1 Attachment Anxiety

Attachment anxiety is the fear of making your partner or friend so angry or sad that she won’t want to be with you any more. You might have attachment anxiety in a new relationship because you don’t know how this person will react to situations and you might assume she will react negatively, notes Susan Whitbourne, Ph.D., in the Psychology Today article “What to Do When Your Relationship Worries Get to You.”

2 Memories of Past Rejections

If you’ve been hurt in the past, memories of this hurt can impact your new friendship or romantic relationship. The more you were hurt in the past, the more anxious you may be in your new relationship. Talking to your new friend about your past hurts will help him understand why you are anxious. By gaining his understanding, you will feel more comfortable in his presence.

3 Fear-Related Anxiety

Fear can cause you to not fully engage in a relationship because you are unsure about what the other person will think of you. Face your fear by continuing to be in this relationship despite your anxiety and using self-talk to dial down your fear. When you feel anxious, remind yourself that fear is normal and it is simply your body’s way of responding to the unknown. Tell yourself that you are capable and strong and won’t let your feelings dictate your life.

4 Low Self-Worth

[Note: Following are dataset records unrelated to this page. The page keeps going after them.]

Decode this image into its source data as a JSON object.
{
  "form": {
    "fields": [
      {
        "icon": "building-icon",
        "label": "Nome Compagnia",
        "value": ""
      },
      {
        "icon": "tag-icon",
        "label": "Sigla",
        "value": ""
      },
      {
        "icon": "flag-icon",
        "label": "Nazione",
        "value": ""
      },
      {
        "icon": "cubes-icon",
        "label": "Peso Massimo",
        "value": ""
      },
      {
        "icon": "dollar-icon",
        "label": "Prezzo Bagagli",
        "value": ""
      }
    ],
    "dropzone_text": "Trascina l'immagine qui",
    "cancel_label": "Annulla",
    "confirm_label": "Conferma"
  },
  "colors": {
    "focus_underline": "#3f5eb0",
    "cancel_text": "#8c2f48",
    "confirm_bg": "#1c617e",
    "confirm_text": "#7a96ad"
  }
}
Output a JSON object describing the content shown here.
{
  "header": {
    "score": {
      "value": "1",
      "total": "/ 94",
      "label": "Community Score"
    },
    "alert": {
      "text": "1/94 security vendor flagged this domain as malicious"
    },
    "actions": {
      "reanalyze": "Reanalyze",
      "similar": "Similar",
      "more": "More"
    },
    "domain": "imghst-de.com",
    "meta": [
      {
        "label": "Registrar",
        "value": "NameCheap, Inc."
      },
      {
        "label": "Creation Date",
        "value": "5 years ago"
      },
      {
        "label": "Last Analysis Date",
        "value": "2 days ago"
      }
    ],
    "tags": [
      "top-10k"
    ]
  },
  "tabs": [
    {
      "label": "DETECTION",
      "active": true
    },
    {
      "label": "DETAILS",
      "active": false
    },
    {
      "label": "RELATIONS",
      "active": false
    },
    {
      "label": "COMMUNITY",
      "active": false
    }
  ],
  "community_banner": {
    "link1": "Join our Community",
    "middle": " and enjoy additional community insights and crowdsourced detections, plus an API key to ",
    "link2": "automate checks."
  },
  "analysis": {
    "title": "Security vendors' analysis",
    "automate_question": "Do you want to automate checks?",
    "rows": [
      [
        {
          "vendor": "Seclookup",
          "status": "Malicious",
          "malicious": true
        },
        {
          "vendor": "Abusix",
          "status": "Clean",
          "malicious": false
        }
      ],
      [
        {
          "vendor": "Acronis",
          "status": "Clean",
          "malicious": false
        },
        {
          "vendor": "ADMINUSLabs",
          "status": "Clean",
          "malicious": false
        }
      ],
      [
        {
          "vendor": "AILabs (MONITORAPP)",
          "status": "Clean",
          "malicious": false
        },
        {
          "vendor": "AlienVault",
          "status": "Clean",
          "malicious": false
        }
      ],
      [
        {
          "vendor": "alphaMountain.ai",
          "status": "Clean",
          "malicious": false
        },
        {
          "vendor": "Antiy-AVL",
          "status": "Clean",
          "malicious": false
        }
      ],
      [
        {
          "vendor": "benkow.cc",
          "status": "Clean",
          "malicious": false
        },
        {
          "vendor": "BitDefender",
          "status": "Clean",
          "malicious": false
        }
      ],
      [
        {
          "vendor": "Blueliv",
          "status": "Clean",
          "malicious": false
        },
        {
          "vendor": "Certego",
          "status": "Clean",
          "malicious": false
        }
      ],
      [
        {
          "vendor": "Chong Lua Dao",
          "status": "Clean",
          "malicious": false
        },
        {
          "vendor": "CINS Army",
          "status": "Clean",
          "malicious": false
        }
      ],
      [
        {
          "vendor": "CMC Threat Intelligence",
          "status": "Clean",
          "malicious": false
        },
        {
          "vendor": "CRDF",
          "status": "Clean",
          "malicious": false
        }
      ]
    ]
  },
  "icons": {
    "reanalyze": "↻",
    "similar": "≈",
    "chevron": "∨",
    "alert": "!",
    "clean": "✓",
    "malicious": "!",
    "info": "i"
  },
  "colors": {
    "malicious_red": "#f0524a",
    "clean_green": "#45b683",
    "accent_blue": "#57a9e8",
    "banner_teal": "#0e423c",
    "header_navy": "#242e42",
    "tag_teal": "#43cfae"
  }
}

Anxiety can creep into a new relationship when you feel insecure about yourself and your own feelings. Try to realize that your self-worth is not dependent on any one relationship. Cultivate a life apart from this one person to help diffuse these feelings of anxiety.

Nina Edwards holds a doctorate in clinical psychology and has been writing about families and relationships since 2000. She has numerous publications in scholarly journals and often writes for relationship websites as well. Edwards is a university lecturer and practicing psychologist in New York City.